DATA RECORDS START

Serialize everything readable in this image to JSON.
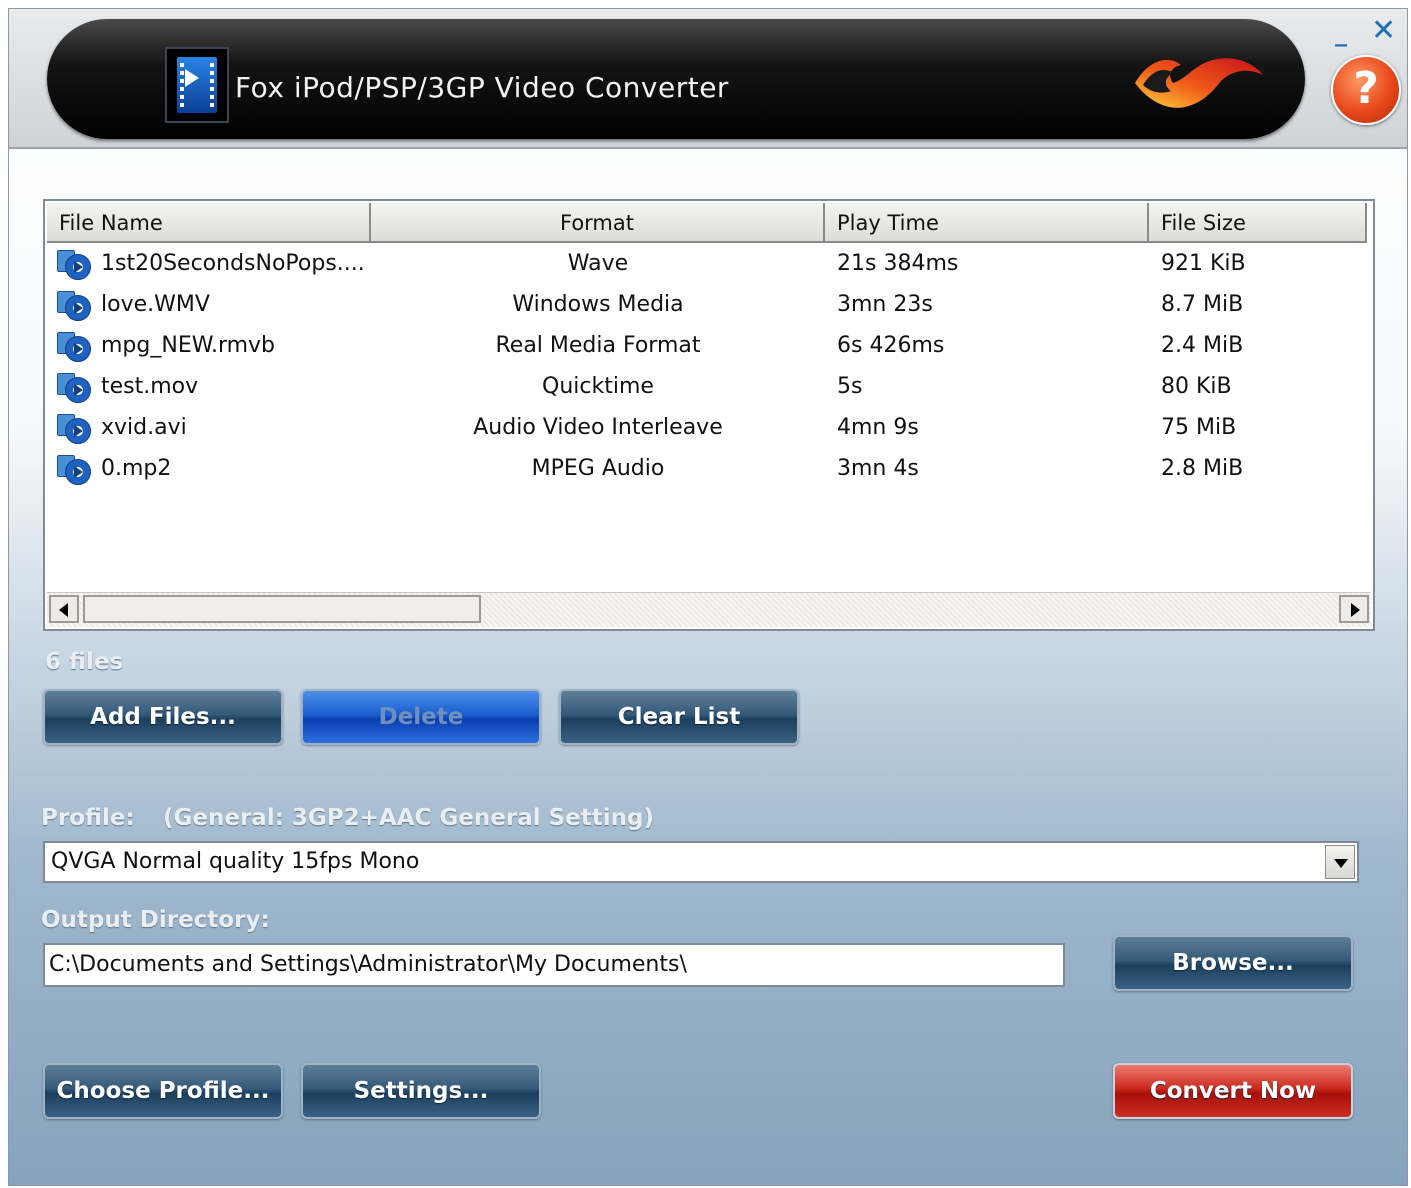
{
  "app": {
    "title": "Fox iPod/PSP/3GP Video Converter"
  },
  "window_controls": {
    "minimize": "_",
    "close": "✕",
    "help": "?"
  },
  "file_list": {
    "columns": [
      "File Name",
      "Format",
      "Play Time",
      "File Size"
    ],
    "rows": [
      {
        "name": "1st20SecondsNoPops....",
        "format": "Wave",
        "play_time": "21s 384ms",
        "size": "921 KiB"
      },
      {
        "name": "love.WMV",
        "format": "Windows Media",
        "play_time": "3mn 23s",
        "size": "8.7 MiB"
      },
      {
        "name": "mpg_NEW.rmvb",
        "format": "Real Media Format",
        "play_time": "6s 426ms",
        "size": "2.4 MiB"
      },
      {
        "name": "test.mov",
        "format": "Quicktime",
        "play_time": "5s",
        "size": "80 KiB"
      },
      {
        "name": "xvid.avi",
        "format": "Audio Video Interleave",
        "play_time": "4mn 9s",
        "size": "75 MiB"
      },
      {
        "name": "0.mp2",
        "format": "MPEG Audio",
        "play_time": "3mn 4s",
        "size": "2.8 MiB"
      }
    ],
    "count_label": "6 files"
  },
  "list_buttons": {
    "add": "Add Files...",
    "delete": "Delete",
    "clear": "Clear List"
  },
  "profile": {
    "label": "Profile:",
    "category": "(General: 3GP2+AAC General Setting)",
    "selected": "QVGA Normal quality 15fps Mono"
  },
  "output": {
    "label": "Output Directory:",
    "path": "C:\\Documents and Settings\\Administrator\\My Documents\\",
    "browse": "Browse..."
  },
  "bottom_buttons": {
    "choose_profile": "Choose Profile...",
    "settings": "Settings...",
    "convert": "Convert Now"
  },
  "colors": {
    "accent_blue": "#1f6fb7",
    "convert_red": "#cc2a1e",
    "title_bar": "#000000"
  }
}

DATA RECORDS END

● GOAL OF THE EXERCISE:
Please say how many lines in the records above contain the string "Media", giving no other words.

● SOLUTION FOR THIS PROBLEM:
2